According to data from the Centers for Disease Control and Prevention, nearly 1 in 5 women report having experienced severe physical violence from an intimate partner, or IPV, in their lifetime.
A 2016 study from the National Institute of Justice found that more than half of American Indian and Alaska Native women have experienced IPV. But Jeneile Luebke, a Ph.D., student at UWM, says there’s little information about IPV among American Indian women in Wisconsin.
"I knew within my own community, my reservation and my own family, that intimate partner violence was really high, but it wasn't something where people ... you know there were alarm bells ringing about it," Luebke says.
She says the attitude seemed to be "well, this is what happens."
"I thought, 'What is going on?' And if I'm experiencing this, and I'm struggling with it and finding ways to get out and cope and many other women are struggling, then I want to try to use that experience to try to help other people," Luebke explains.
That’s one reason she studied the issue, focusing on American Indian women in urban areas of Milwaukee and Green Bay. Luebke interviewed 34 women for her research, which she wrapped up earlier this summer.
"Themes that were most apparent in this data was many women, there were about 68% of women experiencing intimate partner violence while they were pregnant.
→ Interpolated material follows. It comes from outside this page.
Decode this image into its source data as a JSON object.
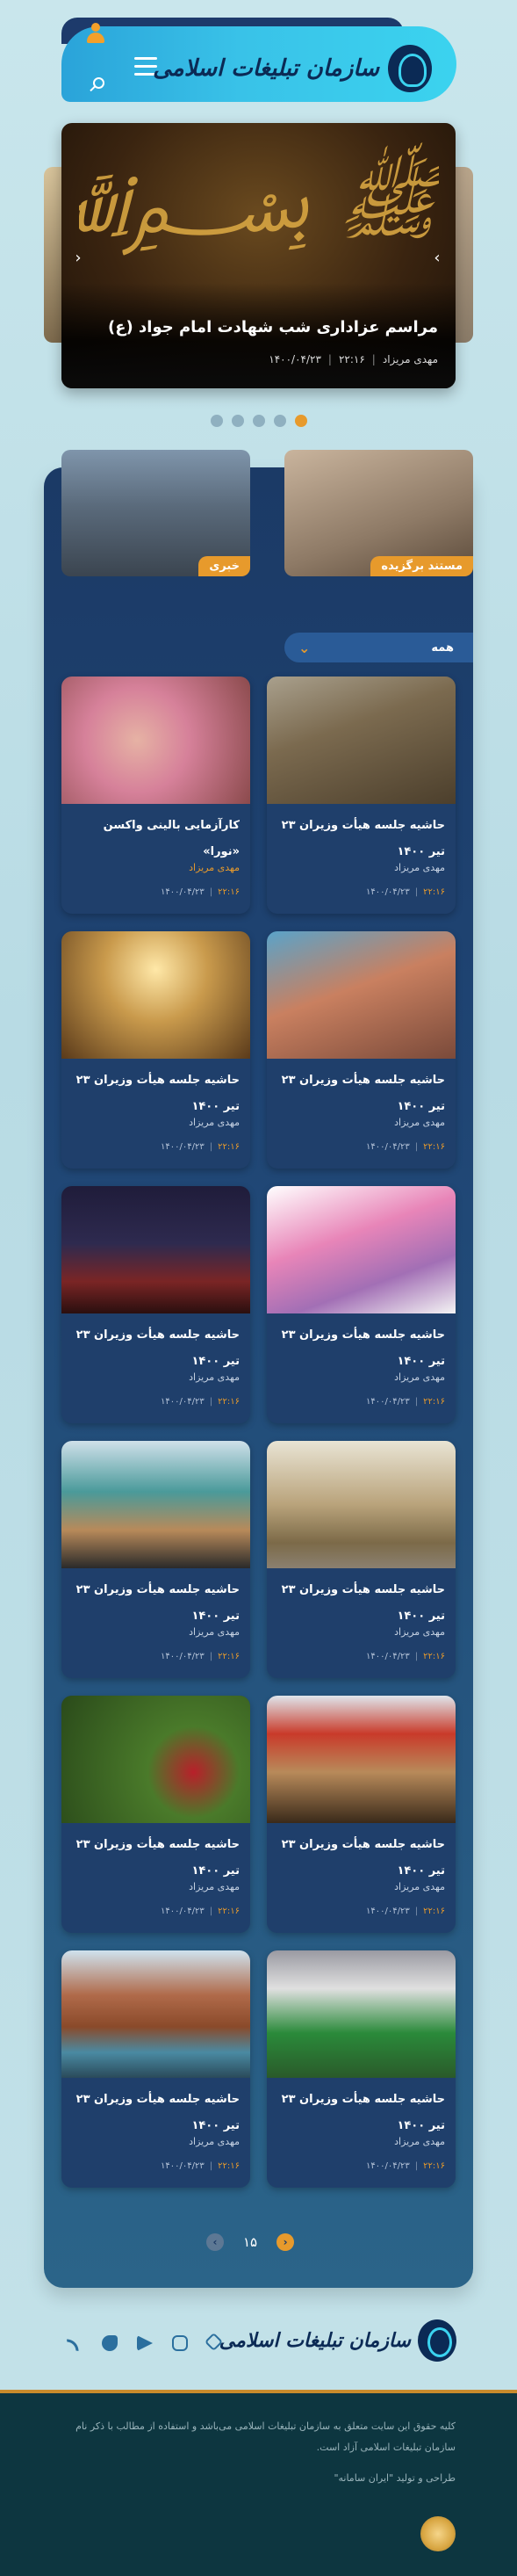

And that was one of the things that stood out to me immediately," she says.
Luebke is also part of a UWM research team that recently received a $2 million federal grant to address sexual assault among Native women. The team is headed by Lucy Mkandawire-Valhmu, an associate professor in UWM's College of Nursing.
"The grant that we received is to help expand medical forensic services for sexual assault survivors who identify as American Indian or Native American in the state of Wisconsin, both in rural and in urban areas," Mkandawire-Valhmu says.
Mkandawire-Valhmu says the goal is to make sure women have services that are accessible to them so that that's not a barrier in terms of seeking care. It's a three-year project.
"Our partners will be hiring more nurses and ... one of our partners, HIR Wellness, just hired a new community advocate who will be accompanying women after hours if they have experienced a sexual assault to other facilities in the Milwaukee area," she explains.
Do you have a question about race in Milwaukee that you'd like WUWM's Teran Powell to explore? Submit it below.